------ Data ------

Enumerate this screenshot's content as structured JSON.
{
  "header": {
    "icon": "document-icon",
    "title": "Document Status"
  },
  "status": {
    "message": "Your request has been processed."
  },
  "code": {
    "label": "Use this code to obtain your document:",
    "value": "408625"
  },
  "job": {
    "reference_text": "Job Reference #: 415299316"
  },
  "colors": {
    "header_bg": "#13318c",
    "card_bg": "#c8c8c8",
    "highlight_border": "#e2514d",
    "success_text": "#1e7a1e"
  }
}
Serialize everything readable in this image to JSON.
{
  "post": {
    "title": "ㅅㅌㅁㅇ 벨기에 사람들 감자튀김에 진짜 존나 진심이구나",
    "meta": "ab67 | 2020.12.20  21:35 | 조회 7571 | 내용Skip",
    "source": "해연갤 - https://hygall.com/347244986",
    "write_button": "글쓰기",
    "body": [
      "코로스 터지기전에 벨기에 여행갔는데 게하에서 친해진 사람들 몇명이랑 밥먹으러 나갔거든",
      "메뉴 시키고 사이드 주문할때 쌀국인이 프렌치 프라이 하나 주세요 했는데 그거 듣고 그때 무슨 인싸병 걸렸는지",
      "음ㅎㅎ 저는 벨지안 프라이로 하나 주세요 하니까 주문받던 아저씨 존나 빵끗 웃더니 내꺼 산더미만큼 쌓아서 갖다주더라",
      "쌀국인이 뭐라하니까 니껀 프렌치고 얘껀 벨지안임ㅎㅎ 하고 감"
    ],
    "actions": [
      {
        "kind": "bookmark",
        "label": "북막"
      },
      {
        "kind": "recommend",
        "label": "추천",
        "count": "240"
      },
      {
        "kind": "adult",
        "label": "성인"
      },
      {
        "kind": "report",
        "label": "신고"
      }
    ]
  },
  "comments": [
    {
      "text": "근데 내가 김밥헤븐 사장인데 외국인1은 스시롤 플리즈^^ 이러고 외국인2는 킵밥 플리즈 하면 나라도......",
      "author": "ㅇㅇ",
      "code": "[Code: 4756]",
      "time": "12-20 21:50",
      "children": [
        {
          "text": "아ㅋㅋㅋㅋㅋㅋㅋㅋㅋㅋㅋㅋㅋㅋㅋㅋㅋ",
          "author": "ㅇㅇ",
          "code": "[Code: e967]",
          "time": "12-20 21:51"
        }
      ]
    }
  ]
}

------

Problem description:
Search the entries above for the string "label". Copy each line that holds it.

The completed task:
    "label": "Use this code to obtain your document:",
        "label": "북막"
        "label": "추천",
        "label": "성인"
        "label": "신고"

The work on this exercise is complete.